A “reversal” occurs when an individual’s Usual Behavior (which can be seen by others) and their Stress Behavior (also seen) is the opposite of the underlying Need. This is where it can get difficult for the person: because the displayed Usual and Stress behaviors are exactly the opposite, it continues to solicit and reinforce the wrong behavior from other people, and from the person’s environment. As a result, the person’s Needs are not as apparent to others, and they continue to not be met in many social situations. Thus, the destructive cycle continues.
From a consultant’s perspective, this is the social answering pattern we call a 'reversal.' However, this is not the way I recommend you explain a reversal during your interpretation of a Birkman report. An expert in the Birkman office says they explain a reversal as “a surprise.” In other words, the person’s stress reaction is not what is expected by the outside world and might come as a shock. This disparity can lead to issues for both the individual and the individual’s environment.
The fix? Emphasize to the person the importance of being aware of their unique underlying Needs. Encourage the person to communicate—in a positive way—their actual or preferred Need to the rest of the world. Urge the person to help others out by taking responsibility for getting their Needs met.
If you are interested in learning more about reversals, sign up for the Birkman Advanced Concepts or Report Interpretation courses through the Birkman Learning System.

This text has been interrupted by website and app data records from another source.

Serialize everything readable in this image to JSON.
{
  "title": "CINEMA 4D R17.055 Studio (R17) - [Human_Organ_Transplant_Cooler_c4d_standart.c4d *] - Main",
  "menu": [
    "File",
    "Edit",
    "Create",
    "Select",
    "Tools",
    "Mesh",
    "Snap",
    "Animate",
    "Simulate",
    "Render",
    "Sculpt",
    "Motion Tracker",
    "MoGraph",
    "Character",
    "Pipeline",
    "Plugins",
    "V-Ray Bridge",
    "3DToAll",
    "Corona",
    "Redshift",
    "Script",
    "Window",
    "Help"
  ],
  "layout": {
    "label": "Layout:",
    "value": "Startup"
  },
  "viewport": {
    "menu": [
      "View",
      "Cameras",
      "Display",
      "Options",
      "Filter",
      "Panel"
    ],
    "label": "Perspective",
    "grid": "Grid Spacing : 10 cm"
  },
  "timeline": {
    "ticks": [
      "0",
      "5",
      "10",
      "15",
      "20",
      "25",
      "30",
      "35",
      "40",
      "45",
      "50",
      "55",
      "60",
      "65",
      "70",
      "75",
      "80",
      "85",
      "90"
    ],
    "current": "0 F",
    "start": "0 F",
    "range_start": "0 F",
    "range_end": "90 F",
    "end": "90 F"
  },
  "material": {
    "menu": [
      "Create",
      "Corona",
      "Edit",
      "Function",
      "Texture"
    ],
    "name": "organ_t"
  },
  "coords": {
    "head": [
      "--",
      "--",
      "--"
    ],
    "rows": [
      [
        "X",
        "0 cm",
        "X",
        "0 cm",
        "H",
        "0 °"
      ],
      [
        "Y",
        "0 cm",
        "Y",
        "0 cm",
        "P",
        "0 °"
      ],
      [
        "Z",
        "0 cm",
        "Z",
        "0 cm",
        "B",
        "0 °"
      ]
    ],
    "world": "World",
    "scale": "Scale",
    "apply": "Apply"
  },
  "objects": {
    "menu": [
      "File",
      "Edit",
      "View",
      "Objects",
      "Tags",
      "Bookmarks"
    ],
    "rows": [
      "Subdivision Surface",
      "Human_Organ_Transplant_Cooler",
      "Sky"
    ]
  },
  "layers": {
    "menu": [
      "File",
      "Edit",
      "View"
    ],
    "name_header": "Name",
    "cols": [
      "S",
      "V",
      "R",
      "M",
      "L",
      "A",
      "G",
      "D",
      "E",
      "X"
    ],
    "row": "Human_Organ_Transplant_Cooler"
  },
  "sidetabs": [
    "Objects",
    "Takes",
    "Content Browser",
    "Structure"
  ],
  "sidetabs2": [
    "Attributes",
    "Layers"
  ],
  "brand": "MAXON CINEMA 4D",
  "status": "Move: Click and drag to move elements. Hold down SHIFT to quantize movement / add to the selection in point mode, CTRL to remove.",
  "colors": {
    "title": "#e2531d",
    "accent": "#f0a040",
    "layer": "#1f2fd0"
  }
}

Amy Shepley, Director of Product Innovations at Birkman, has created a series of articles exploring the impact that reversals can have for the nine behavioral Components.